So my mum purchased the Janome from me, and I ended up with this super-fantastic BERNINA!

I only just got it two days ago, but Ive threaded it (and it was so so easy), read the manual and checked it out!
I now understand all the hype about Bernina's! This thing could sew my finger off its so powerful! (Not that I'm planning on doing that anytime soon!)

 It also has the micro thread tension control knob, and a whole ton of other really amazing features!

I have ordered some new Oliver and S patterns, so when they get here, I'm going to put this machine to the test!
After sewing on this machine for a while, when I went back to sewing on my Janome sewing machine (which I DO love), it was like going from a really nice Porsche, to a beat up old Ford! I will eventually upgrade my sewing machine, but I'm in no rush. I've never really been one of those people who always *need* the biggest and best, and my Janome and I will continue to get along for quite a while yet! In saying that however, if anyone has a Bernina 750 they would like a good home for, I'm sure I could accommodate :)

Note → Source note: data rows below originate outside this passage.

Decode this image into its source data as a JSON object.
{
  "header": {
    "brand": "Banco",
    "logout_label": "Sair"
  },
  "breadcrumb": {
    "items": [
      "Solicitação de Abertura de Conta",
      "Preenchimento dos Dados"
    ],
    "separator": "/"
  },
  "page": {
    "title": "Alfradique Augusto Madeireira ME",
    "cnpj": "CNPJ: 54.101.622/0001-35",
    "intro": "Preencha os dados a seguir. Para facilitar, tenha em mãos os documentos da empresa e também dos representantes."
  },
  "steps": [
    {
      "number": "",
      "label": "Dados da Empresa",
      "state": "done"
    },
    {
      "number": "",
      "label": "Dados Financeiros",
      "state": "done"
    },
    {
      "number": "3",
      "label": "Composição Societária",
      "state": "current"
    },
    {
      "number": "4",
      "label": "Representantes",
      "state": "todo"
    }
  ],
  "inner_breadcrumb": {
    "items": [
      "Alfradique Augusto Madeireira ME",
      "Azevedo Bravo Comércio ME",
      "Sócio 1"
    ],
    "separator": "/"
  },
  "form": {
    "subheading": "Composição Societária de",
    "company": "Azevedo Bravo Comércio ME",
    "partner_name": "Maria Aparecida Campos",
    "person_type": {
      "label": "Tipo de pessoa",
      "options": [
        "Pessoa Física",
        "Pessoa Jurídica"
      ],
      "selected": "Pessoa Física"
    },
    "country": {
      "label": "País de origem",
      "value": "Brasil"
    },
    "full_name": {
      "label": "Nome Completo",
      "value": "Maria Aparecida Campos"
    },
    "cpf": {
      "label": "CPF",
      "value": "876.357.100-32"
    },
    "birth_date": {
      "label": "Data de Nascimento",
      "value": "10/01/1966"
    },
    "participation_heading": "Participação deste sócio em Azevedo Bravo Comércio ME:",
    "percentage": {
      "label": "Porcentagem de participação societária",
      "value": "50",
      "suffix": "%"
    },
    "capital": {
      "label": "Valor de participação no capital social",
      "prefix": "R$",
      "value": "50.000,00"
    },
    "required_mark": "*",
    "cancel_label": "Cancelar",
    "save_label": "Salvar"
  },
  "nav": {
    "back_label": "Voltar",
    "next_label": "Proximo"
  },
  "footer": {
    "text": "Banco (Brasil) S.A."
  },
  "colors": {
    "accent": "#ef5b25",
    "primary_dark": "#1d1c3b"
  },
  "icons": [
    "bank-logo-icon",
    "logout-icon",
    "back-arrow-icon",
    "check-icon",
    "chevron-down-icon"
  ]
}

After I have sewn a few items with this baby, I will do a proper review for anyone who is perhaps thinking of buying an overlocker.

Till then


Saturday, 2 November 2013

A New Quilt For A New Baby!

My Sister had her second baby last Friday!! A darling little boy! I am now the proud Auntie to one niece and 5 nephews!!So of course I wanted to make her a quilt........Drum Roll.......

 TA DAA!! 
(Yes, I am crouching uncomfortably behind the quilt for the photo!)

I just want to say how much I L.O.V.E. this quilt! It turned out better than expected and I adore it! I used the pattern, Baby Love, from Camille Roskelly's Simply Retro. Yes I know, I have used this pattern before, but its such a beautiful baby pattern I just couldn't resist! (The fact that it whips up super quick, and I accidentally cut enough for this quilt when making this one has absolutely nothing to do with it!)

I have a quilting rule. NEVER make the same quilt twice! So for this quilt instead of just binding off my blocks, I added an additional white boarder, then my row of 'flags' (which were oh-so-easy, and look GREAT) then another white boarder. I really love how the 'flags' are free to wave about, and I'm sure will give my new nephew something tactile to play with and hold onto. 

I used two of my all-time-favourite fabric lines, Sarah Jane's Children at Play, and Out to Sea for the quilt top. There is just something about the little rockets, pirates, and paper air planes that just makes it absolutely perfect for a boys quilt (especially my handsome little nephew!).


I backed it in a minky dot fabric to make it perfect for newborn snuggles. Its super soft and matched so perfectly with the colours in the quilt top that I decided to flip it over and turn it into the binding as well. I have never sewn with minky before, but it wasn't too hard. I spray basted this quilt, which I have also never done, then just stitched in the ditch to join the three quilting layers together. 
I chose a decorative stitch on my sewing machine to stitch the binding down, machine binding being another first as well. 

 The decorative stitch kind of got lost in the minky fluff, but I was still happy with the result.
For a lot of 'firsts' on this quilt, I am super happy with how it turned out! 

 I cant wait to meet my newest nephew and get lots of baby cuddles!